Erik Angner and Gustaf Arrhenius explain the context of Sweden’s response to COVID-19, seen as straying well away from the mainstream. They argue that every country faces the same uncertainties in the coronavirus pandemic. Responses are framed by local constitutional and cultural norms, and by other factors including behavioural insights. In this Sweden is no different, but its strategy is set by its experts not by politicians. … More The Swedish Exception?
An interesting aspect of the current pandemic is that authoritarian solutions, typified by complete lockdowns of citizens’ movements, seem increasingly popular. Even in England, where self-determination is given high importance and police powers are relatively limited, there seems strong support for “lockdown” policies. In unusual situations should governments put more effort into soliciting public opinion in their decisions, rather than relying upon attitudinal assumptions derived from more normal times.
… More Popular Paternalism: Has a Pandemic turned people towards authoritarianism?
Reciprocity is a fundamental driver of human behaviour. There will probably be few times in our lives when the will to act reciprocally will be more important than it is right now. It could be used in the 2020 Coronavirus pandemic … More Durian Is Not The Only Fruit: On Reciprocity and Hoarding in the Age of the Coronavirus
The World’s hopes are pinned on a #vaccine for Coronavirus, while the WHO lists #Vaccine Hesitancy as a major threat.

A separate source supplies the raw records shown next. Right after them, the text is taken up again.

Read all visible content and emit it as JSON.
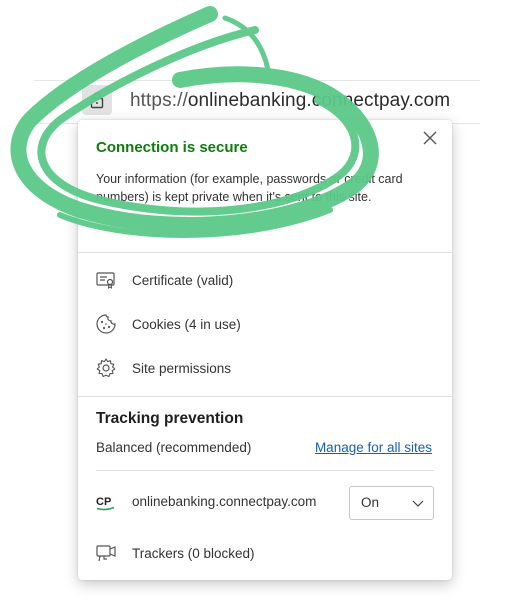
{
  "addressbar": {
    "url_scheme": "https://",
    "url_host": "onlinebanking.connectpay.com"
  },
  "popup": {
    "title": "Connection is secure",
    "description": "Your information (for example, passwords or credit card numbers) is kept private when it's sent to this site.",
    "menu": [
      {
        "label": "Certificate (valid)",
        "icon": "certificate-icon"
      },
      {
        "label": "Cookies (4 in use)",
        "icon": "cookie-icon"
      },
      {
        "label": "Site permissions",
        "icon": "gear-icon"
      }
    ],
    "tracking": {
      "title": "Tracking prevention",
      "mode": "Balanced (recommended)",
      "manage_link": "Manage for all sites",
      "site_logo": "CP",
      "site": "onlinebanking.connectpay.com",
      "toggle_value": "On",
      "trackers": "Trackers (0 blocked)"
    }
  },
  "colors": {
    "secure_green": "#107c10",
    "link_blue": "#1a5fb4",
    "highlight_brush": "#5cc98a"
  }
}
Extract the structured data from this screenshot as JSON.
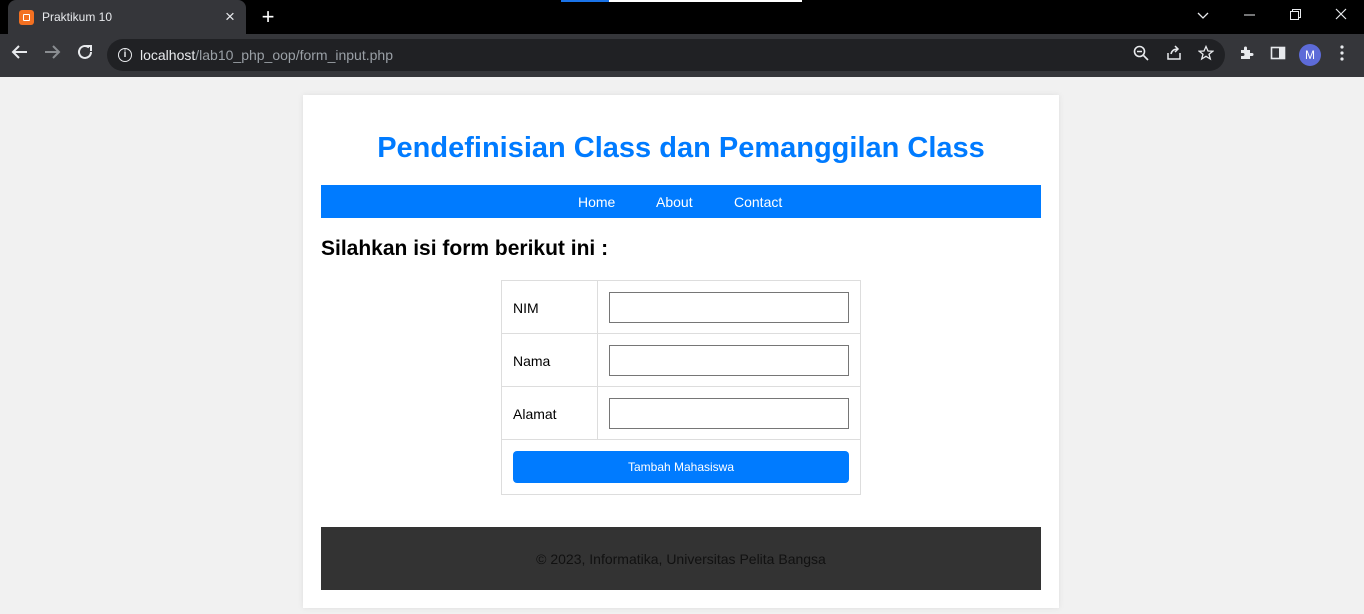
{
  "browser": {
    "tab_title": "Praktikum 10",
    "tab_close": "×",
    "new_tab": "+",
    "url_host": "localhost",
    "url_path": "/lab10_php_oop/form_input.php",
    "avatar_letter": "M",
    "icons": [
      "xampp-favicon",
      "back-icon",
      "forward-icon",
      "reload-icon",
      "info-icon",
      "zoom-icon",
      "share-icon",
      "bookmark-star-icon",
      "extensions-icon",
      "side-panel-icon",
      "menu-icon",
      "chevron-down-icon",
      "minimize-icon",
      "restore-icon",
      "close-window-icon"
    ]
  },
  "page": {
    "title": "Pendefinisian Class dan Pemanggilan Class",
    "nav": {
      "home": "Home",
      "about": "About",
      "contact": "Contact"
    },
    "form_heading": "Silahkan isi form berikut ini :",
    "form": {
      "fields": [
        {
          "label": "NIM",
          "value": ""
        },
        {
          "label": "Nama",
          "value": ""
        },
        {
          "label": "Alamat",
          "value": ""
        }
      ],
      "submit_label": "Tambah Mahasiswa"
    },
    "footer": "© 2023, Informatika, Universitas Pelita Bangsa"
  },
  "colors": {
    "accent": "#007bff",
    "footer_bg": "#333333",
    "page_bg": "#f1f1f1",
    "browser_dark": "#35363a"
  }
}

Time for #Behavioural policy to step up? @lexhortal … More Breathing Life into Vaccination
Uni students whose education choices are driven by intrinsic motivation perform better than those driven by financial return. @L_Bunce shows how marketised education may bring new challenges for policymakers and educators. … More Learning v. Earning
Armando Meier, University of Chicago, Booth School of Business & University of Basel Faculty of Business & Economics Alois Stutzer, University of Basel, Faculty of Business & Economics Lukas Schmid, University of Lucerne, Faculty of Economics & Management Observers of recent electoral decisions can’t help but notice that politics is emotional. Yet how and … More Mind the weather: Sad voters shy away from political reforms
How do people make moral judgments of soldier actions in war? This blog considers the different approaches in social psychology, moral psychology, philosophy and war. Given that the4 context of war is so different to peace, an interdisciplinary approach drawing on behavioural sciences can contribute to policy on moral judgments in war. … More Degrees of Wrongness: Judging combatants’ actions in war